Records for this task Block Start

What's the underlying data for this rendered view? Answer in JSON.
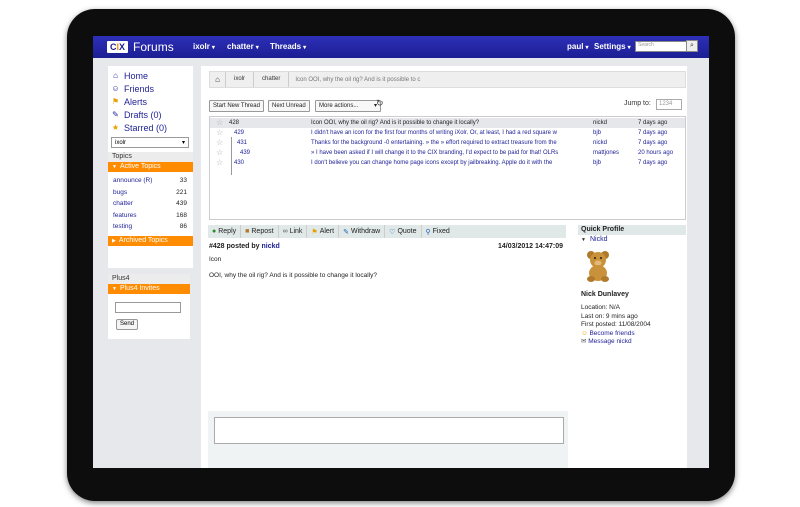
{
  "header": {
    "logo": "CIX",
    "app_title": "Forums",
    "menus": [
      "ixolr",
      "chatter",
      "Threads"
    ],
    "user": "paul",
    "settings": "Settings",
    "search_placeholder": "Search"
  },
  "sidebar": {
    "nav": [
      {
        "label": "Home",
        "icon": "home-icon"
      },
      {
        "label": "Friends",
        "icon": "friends-icon"
      },
      {
        "label": "Alerts",
        "icon": "alert-icon"
      },
      {
        "label": "Drafts (0)",
        "icon": "draft-icon"
      },
      {
        "label": "Starred (0)",
        "icon": "star-icon"
      }
    ],
    "forum_select": "ixolr",
    "topics_title": "Topics",
    "active_topics": "Active Topics",
    "topics": [
      {
        "name": "announce (R)",
        "count": "33"
      },
      {
        "name": "bugs",
        "count": "221"
      },
      {
        "name": "chatter",
        "count": "439"
      },
      {
        "name": "features",
        "count": "168"
      },
      {
        "name": "testing",
        "count": "86"
      }
    ],
    "archived_topics": "Archived Topics",
    "plus4_title": "Plus4",
    "plus4_invites": "Plus4 Invites",
    "send_label": "Send"
  },
  "breadcrumb": {
    "items": [
      "ixolr",
      "chatter"
    ],
    "current": "Icon OOI, why the oil rig? And is it possible to c"
  },
  "toolbar": {
    "start_thread": "Start New Thread",
    "next_unread": "Next Unread",
    "more_actions": "More actions...",
    "jump_label": "Jump to:",
    "jump_placeholder": "1234"
  },
  "threads": [
    {
      "num": "428",
      "subject": "Icon OOI, why the oil rig? And is it possible to change it locally?",
      "author": "nickd",
      "date": "7 days ago"
    },
    {
      "num": "429",
      "subject": "I didn't have an icon for the first four months of writing iXolr. Or, at least, I had a red square w",
      "author": "bjb",
      "date": "7 days ago"
    },
    {
      "num": "431",
      "subject": "Thanks for the background -0 entertaining. » the » effort required to extract treasure from the",
      "author": "nickd",
      "date": "7 days ago"
    },
    {
      "num": "439",
      "subject": "» I have been asked if I will change it to the CIX branding, I'd expect to be paid for that! OLRs",
      "author": "mattjones",
      "date": "20 hours ago"
    },
    {
      "num": "430",
      "subject": "I don't believe you can change home page icons except by jailbreaking. Apple do it with the",
      "author": "bjb",
      "date": "7 days ago"
    }
  ],
  "message_toolbar": [
    {
      "label": "Reply",
      "icon": "reply-icon"
    },
    {
      "label": "Repost",
      "icon": "repost-icon"
    },
    {
      "label": "Link",
      "icon": "link-icon"
    },
    {
      "label": "Alert",
      "icon": "alert-icon"
    },
    {
      "label": "Withdraw",
      "icon": "withdraw-icon"
    },
    {
      "label": "Quote",
      "icon": "quote-icon"
    },
    {
      "label": "Fixed",
      "icon": "fixed-icon"
    }
  ],
  "message": {
    "header_prefix": "#428 posted by",
    "author": "nickd",
    "date": "14/03/2012 14:47:09",
    "subject": "Icon",
    "body": "OOI, why the oil rig?  And is it possible to change it locally?"
  },
  "quick_profile": {
    "title": "Quick Profile",
    "username": "Nickd",
    "full_name": "Nick Dunlavey",
    "location": "Location: N/A",
    "last_on": "Last on: 9 mins ago",
    "first_posted": "First posted: 11/08/2004",
    "become_friends": "Become friends",
    "message_user": "Message nickd"
  }
}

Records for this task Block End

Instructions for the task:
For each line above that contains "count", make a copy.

Expected output:
        "count": "33"
        "count": "221"
        "count": "439"
        "count": "168"
        "count": "86"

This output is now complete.